Public Health Alert – Overdoses
This past week, the CDC took the unusual action of issuing an emergency Health Alert Advisory. Its most recent data revealed 81,230 drug overdose deaths in the U.S. during the 12 months ending in May.
“This is the largest number of drug overdoses for a 12-month period ever recorded.”
Since emergency mandates were enacted in March, the CDC stated, drug overdoses have skyrocketed – the largest increase occurring from March to May, “coinciding with the implementation of widespread mitigation measures for the Covid-19 pandemic.” The drug overdose crisis is accelerating with the pandemic declarations, it said. This is after overdoses had declined 4.1% between 2017 and 2018.
The primary driver is synthetic opioids – illicit fentanyl – a deadly street drug. Western states have had large increases in availability of illicit fentanyl in the streets, and had the largest increases in overdose deaths, confirmed in clinical toxicology drug tests, the CDC stated. Ten Western states have had a 98% increase in illicit drug overdoses, but all 38 jurisdictions with data have recorded significant surges in deaths since the government Covid-19 pandemic mandates.
The Overdose Mapping and Application Program, High Intensity Drug Trafficking Area initiative that collects data from ambulance teams, hospitals and law enforcement, sounded the alarm in May. It reported that overdoses had increased 20% between January and April compared to last year, with the greatest spike occurring in March.
The Washington Post reported that compared to last year, overdoses had jumped 18% in March and were continuing to increase: 29% in April and 42% in May. Calling it “Cries for Help,” they wrote that “as the pandemic has pushed massive doses of fear, uncertainty, anxiety and depression into people’s lives, it has cut off the human connections that help ease those burdens” of isolation, hopelessness, and distress.

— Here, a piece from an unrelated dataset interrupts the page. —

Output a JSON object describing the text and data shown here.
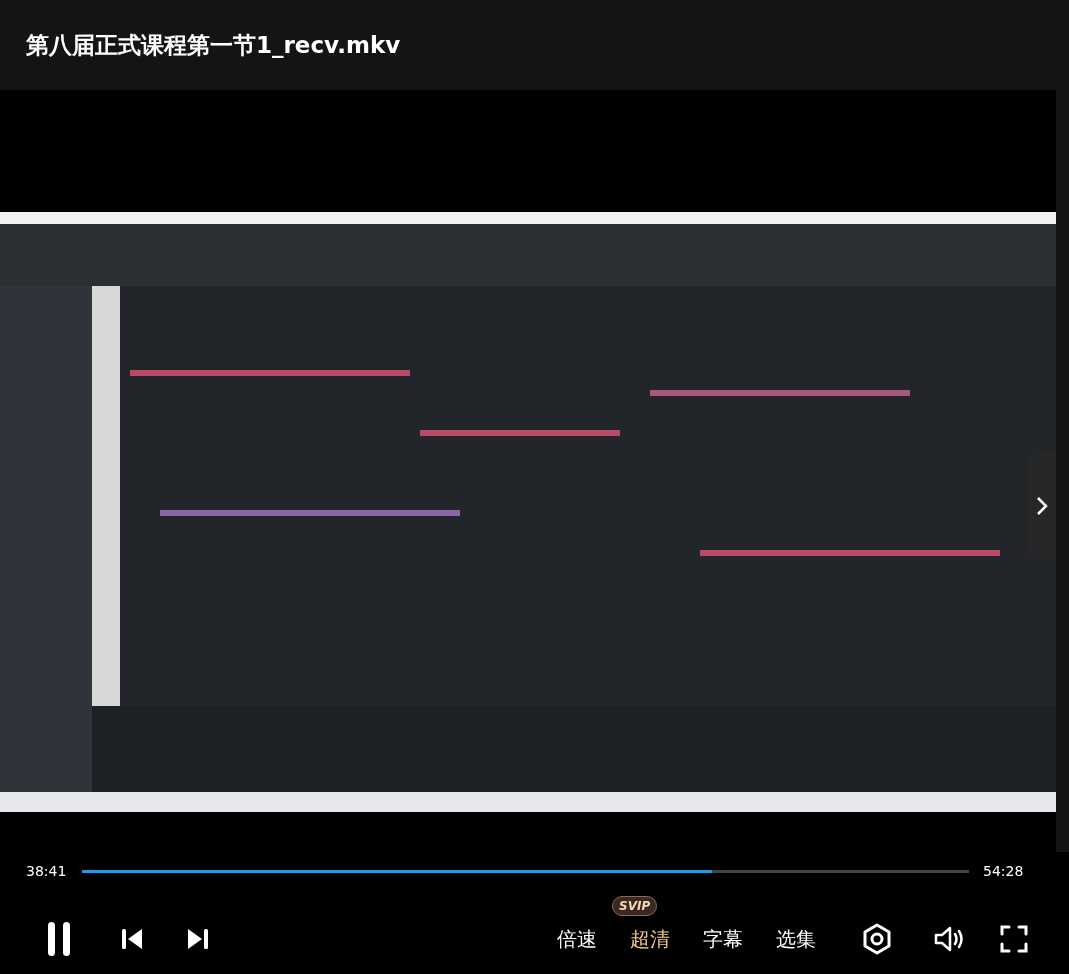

A December 9 Issue Brief from the American Medical Association chronicled disturbing reports of drug overdoses across the country – with more than 40 states reporting increased drug deaths. By September, Cortland County in Texas, for example, had recorded a 200% increase in overdose deaths in less than two years. Drug trafficking gangs are increasing profit margins by cutting expensive heroin with cheaper synthetic substances like fentanyl or brorphine, said law enforcement officers, who are seeing growing evidence of illicit drugs.
Overdose deaths far exceed deaths to Covid-19 in cities across the country. A reported 173 deaths associated with Covid-19 have been reported in the San Francisco area this year. In contrast, a record 621 have died of drug overdoses, according to the San Francisco Chronicle. In November alone, 58 died in their streets, sidewalks, alleyways and parks – two a day. Officials at the city’s Drug Overdose Prevention and Education Project believe that these numbers are still a major undercount since they are self-reported.
In nearly every report of skyrocketing suicides and drug overdoses seen with the government’s pandemic measures, proposals by stakeholders call for more money and more mental health programs…while ignoring the most obvious root of the problem. If leaders really cared about people, the clearly rational and ethical thing to do would be to fully end the unsupportable government mandates. Continuing pandemic mandates is not just destroying people’s lives and livelihoods. It is killing people.